→ PROMPT:
All of the data needs to come back exactly as written.

→ GIVEN DATA:

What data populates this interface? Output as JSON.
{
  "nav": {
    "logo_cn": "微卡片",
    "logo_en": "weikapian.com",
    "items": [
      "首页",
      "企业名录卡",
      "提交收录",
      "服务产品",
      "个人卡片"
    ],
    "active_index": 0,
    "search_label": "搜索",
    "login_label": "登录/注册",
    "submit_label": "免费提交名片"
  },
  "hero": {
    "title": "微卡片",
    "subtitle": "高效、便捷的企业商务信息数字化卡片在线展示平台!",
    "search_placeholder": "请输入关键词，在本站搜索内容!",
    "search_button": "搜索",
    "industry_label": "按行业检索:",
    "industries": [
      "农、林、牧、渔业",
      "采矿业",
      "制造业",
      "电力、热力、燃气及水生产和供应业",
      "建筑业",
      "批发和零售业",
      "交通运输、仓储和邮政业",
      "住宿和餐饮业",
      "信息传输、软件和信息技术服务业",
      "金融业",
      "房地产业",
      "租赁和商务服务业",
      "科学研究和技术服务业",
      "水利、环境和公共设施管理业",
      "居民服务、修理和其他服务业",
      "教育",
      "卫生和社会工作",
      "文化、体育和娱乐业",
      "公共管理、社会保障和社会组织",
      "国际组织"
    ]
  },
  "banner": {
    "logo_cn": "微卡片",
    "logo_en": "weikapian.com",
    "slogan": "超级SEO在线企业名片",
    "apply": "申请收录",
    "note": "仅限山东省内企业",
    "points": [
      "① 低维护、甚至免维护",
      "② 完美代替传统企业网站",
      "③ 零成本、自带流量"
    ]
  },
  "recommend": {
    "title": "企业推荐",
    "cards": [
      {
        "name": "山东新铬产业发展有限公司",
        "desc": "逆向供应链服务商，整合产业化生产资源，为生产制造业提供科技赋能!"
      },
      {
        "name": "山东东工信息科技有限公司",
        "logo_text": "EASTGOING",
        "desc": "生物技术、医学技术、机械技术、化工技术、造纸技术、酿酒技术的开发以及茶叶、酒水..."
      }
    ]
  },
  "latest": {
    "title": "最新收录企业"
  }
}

→ ANSWER SECTION:
What data populates this interface? Output as JSON.
{
  "nav": {
    "logo_cn": "微卡片",
    "logo_en": "weikapian.com",
    "items": [
      "首页",
      "企业名录卡",
      "提交收录",
      "服务产品",
      "个人卡片"
    ],
    "active_index": 0,
    "search_label": "搜索",
    "login_label": "登录/注册",
    "submit_label": "免费提交名片"
  },
  "hero": {
    "title": "微卡片",
    "subtitle": "高效、便捷的企业商务信息数字化卡片在线展示平台!",
    "search_placeholder": "请输入关键词，在本站搜索内容!",
    "search_button": "搜索",
    "industry_label": "按行业检索:",
    "industries": [
      "农、林、牧、渔业",
      "采矿业",
      "制造业",
      "电力、热力、燃气及水生产和供应业",
      "建筑业",
      "批发和零售业",
      "交通运输、仓储和邮政业",
      "住宿和餐饮业",
      "信息传输、软件和信息技术服务业",
      "金融业",
      "房地产业",
      "租赁和商务服务业",
      "科学研究和技术服务业",
      "水利、环境和公共设施管理业",
      "居民服务、修理和其他服务业",
      "教育",
      "卫生和社会工作",
      "文化、体育和娱乐业",
      "公共管理、社会保障和社会组织",
      "国际组织"
    ]
  },
  "banner": {
    "logo_cn": "微卡片",
    "logo_en": "weikapian.com",
    "slogan": "超级SEO在线企业名片",
    "apply": "申请收录",
    "note": "仅限山东省内企业",
    "points": [
      "① 低维护、甚至免维护",
      "② 完美代替传统企业网站",
      "③ 零成本、自带流量"
    ]
  },
  "recommend": {
    "title": "企业推荐",
    "cards": [
      {
        "name": "山东新铬产业发展有限公司",
        "desc": "逆向供应链服务商，整合产业化生产资源，为生产制造业提供科技赋能!"
      },
      {
        "name": "山东东工信息科技有限公司",
        "logo_text": "EASTGOING",
        "desc": "生物技术、医学技术、机械技术、化工技术、造纸技术、酿酒技术的开发以及茶叶、酒水..."
      }
    ]
  },
  "latest": {
    "title": "最新收录企业"
  }
}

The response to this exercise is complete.